Opposite effects of alcuronium on agonist and on antagonist binding to muscarinic receptors

Eur J Pharmacol. 1996 Jun 3;305(1-3):231-4. doi: 10.1016/0014-2999(96)00240-3.


Alcuronium is known to retard allosterically the dissociation of [3H]N-methylscopolamine from muscarinic M2 receptors, thereby augmenting the binding of this antagonist. Functionally, alcuronium behaves as a weak antimuscarinic agent and induces in combination with N-methylscopolamine an overadditive antimuscarinic action with oxotremorine-M as the agonist. The effect of alcuronium on the binding of [3H]oxotremorine-M was studied in porcine heart homogenates. Agonist binding was concentration dependently inhibited with a Ki = 0.48 +/- 0.03 microM (means +/- S.D., n = 3). Under identical conditions [3H]N-methylscopolamine binding was elevated. Alcuronium, 100 microM, which nearly prevented the dissociation of [3H]N-methylscopolamine, retarded the rate of dissociation of [3H]oxotremorine-M only by a factor of two. These findings support the notion that the overadditive antimuscarinic action of alcuronium in conjunction with N-methylscopolamine is based on a shift by alcuronium of the interplay between agonist and antagonist in favour of the antagonist.

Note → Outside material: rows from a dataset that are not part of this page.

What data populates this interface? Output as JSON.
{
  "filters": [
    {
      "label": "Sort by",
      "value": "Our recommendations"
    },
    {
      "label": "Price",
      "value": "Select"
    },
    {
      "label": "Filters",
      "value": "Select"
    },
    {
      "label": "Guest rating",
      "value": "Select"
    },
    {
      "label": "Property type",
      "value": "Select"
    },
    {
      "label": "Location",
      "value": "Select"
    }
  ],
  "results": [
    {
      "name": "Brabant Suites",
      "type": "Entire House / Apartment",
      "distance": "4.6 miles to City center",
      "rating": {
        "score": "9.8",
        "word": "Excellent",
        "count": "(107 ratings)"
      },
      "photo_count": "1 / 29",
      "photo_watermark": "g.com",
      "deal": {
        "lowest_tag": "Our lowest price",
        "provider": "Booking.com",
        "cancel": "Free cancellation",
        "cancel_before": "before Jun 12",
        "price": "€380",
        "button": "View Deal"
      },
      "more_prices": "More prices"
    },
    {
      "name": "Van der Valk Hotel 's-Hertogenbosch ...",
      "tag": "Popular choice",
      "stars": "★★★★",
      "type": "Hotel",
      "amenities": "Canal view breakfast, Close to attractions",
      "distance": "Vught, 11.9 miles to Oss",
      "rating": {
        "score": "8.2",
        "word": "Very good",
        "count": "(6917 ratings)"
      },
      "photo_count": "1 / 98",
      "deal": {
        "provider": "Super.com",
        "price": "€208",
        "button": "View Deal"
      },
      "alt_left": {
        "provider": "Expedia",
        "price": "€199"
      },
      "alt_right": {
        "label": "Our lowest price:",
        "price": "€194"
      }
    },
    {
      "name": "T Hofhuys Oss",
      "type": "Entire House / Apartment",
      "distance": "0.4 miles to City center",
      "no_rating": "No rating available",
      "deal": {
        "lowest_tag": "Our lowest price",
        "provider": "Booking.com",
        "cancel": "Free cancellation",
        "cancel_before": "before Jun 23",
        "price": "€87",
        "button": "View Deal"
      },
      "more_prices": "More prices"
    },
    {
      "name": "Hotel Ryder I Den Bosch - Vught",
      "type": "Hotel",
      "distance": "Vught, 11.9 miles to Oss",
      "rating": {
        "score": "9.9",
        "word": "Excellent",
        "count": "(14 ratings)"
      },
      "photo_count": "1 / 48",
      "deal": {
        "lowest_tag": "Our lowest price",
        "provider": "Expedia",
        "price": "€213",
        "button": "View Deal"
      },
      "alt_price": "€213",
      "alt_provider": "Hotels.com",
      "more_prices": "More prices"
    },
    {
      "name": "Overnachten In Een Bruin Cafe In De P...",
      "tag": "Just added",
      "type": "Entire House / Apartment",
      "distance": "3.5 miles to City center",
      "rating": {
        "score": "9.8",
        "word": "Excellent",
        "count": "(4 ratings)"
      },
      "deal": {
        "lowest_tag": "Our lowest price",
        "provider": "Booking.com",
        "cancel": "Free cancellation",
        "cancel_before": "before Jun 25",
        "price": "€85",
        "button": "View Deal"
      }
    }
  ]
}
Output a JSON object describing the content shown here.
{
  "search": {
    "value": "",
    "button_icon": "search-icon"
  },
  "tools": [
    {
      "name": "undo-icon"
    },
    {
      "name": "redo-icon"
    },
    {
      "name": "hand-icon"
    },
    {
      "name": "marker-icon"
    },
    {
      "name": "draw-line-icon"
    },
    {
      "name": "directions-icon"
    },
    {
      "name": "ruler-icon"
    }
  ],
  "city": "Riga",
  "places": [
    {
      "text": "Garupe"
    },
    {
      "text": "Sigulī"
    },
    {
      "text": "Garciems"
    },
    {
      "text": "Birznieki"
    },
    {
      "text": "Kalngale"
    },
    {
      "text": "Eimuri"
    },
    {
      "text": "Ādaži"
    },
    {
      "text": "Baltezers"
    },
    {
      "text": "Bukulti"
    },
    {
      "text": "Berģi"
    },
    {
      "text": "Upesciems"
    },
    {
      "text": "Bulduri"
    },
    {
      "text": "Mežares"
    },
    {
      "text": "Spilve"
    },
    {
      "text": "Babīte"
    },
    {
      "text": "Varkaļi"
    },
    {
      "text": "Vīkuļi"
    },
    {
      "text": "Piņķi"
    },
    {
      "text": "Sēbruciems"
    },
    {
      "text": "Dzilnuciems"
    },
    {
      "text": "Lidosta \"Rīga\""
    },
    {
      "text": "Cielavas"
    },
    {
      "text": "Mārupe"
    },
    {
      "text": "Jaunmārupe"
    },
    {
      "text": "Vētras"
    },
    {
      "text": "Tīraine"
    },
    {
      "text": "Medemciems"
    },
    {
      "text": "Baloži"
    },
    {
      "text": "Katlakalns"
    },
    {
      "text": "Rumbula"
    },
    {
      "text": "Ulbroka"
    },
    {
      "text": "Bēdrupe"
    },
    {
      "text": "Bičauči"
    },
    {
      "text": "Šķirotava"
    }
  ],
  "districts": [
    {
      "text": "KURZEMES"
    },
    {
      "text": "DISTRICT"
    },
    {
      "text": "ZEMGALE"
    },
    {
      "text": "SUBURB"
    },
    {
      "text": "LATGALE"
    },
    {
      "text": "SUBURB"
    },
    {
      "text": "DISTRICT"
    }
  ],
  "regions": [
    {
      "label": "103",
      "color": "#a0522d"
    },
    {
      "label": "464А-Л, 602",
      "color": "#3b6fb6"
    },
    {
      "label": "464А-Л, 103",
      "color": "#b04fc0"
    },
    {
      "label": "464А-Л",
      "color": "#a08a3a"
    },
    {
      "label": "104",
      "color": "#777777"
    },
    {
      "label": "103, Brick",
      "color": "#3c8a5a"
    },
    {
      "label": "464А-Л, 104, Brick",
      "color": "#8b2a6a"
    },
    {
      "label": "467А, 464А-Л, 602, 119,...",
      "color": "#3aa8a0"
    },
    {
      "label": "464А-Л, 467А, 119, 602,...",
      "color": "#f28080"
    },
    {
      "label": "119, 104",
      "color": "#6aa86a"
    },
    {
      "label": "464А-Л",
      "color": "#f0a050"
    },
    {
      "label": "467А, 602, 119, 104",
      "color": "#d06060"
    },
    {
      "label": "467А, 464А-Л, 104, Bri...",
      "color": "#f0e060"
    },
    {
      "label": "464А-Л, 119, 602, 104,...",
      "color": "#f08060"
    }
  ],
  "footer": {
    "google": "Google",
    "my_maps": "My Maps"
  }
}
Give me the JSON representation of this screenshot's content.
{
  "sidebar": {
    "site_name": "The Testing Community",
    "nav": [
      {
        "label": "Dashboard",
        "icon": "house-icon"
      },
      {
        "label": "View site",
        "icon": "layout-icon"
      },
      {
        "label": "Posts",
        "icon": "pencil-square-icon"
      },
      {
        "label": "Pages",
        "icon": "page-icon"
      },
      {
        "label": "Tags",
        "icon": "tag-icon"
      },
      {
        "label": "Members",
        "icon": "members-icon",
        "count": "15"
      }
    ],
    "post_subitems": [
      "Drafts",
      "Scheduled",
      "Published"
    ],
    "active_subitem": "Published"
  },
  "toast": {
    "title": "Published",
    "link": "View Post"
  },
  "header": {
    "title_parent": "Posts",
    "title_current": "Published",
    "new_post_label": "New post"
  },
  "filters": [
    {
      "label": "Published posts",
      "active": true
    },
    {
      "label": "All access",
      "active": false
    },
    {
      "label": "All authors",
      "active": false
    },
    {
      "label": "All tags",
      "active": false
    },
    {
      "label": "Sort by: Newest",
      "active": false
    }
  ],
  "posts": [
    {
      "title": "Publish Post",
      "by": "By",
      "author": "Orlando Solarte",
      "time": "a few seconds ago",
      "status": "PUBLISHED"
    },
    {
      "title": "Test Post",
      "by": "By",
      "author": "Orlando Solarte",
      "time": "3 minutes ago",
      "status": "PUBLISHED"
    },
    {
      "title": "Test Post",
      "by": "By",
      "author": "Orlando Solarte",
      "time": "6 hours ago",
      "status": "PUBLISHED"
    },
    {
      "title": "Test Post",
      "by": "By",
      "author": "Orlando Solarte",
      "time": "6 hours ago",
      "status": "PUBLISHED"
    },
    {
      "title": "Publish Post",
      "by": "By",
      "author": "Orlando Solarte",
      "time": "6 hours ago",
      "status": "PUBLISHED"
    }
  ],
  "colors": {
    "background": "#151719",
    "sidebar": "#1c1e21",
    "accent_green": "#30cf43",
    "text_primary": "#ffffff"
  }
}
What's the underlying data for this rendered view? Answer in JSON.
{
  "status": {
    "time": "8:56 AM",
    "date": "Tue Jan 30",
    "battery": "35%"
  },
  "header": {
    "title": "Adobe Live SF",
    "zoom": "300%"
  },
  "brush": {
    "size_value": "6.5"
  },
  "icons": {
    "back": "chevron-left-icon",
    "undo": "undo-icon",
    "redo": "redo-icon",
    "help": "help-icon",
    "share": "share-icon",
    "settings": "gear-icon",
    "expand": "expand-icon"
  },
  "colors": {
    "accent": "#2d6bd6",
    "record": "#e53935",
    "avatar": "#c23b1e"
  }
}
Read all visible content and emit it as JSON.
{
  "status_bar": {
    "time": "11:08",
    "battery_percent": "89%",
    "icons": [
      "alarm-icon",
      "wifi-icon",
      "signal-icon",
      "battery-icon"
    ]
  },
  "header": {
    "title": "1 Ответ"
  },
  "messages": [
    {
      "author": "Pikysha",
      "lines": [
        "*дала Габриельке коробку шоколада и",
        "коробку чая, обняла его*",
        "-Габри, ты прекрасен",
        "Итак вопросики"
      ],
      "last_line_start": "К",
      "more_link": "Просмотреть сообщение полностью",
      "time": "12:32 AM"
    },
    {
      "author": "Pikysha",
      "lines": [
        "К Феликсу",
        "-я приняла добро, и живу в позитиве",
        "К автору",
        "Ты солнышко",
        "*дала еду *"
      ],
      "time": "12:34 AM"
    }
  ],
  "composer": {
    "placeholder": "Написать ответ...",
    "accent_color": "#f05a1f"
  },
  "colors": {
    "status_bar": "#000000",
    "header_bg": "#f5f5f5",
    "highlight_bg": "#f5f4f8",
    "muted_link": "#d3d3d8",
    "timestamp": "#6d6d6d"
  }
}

MeSH terms

  • Alcuronium / pharmacology*
  • Animals
  • Cell Membrane / metabolism
  • In Vitro Techniques
  • Muscarinic Agonists / metabolism*
  • Muscarinic Antagonists / metabolism*
  • Myocardium / metabolism
  • N-Methylscopolamine
  • Nicotinic Antagonists / pharmacology*
  • Oxotremorine / metabolism
  • Protein Binding / drug effects
  • Receptors, Muscarinic / drug effects
  • Receptors, Muscarinic / metabolism*
  • Scopolamine Derivatives / metabolism
  • Swine


  • Muscarinic Agonists
  • Muscarinic Antagonists
  • Nicotinic Antagonists
  • Receptors, Muscarinic
  • Scopolamine Derivatives
  • Oxotremorine
  • Alcuronium
  • N-Methylscopolamine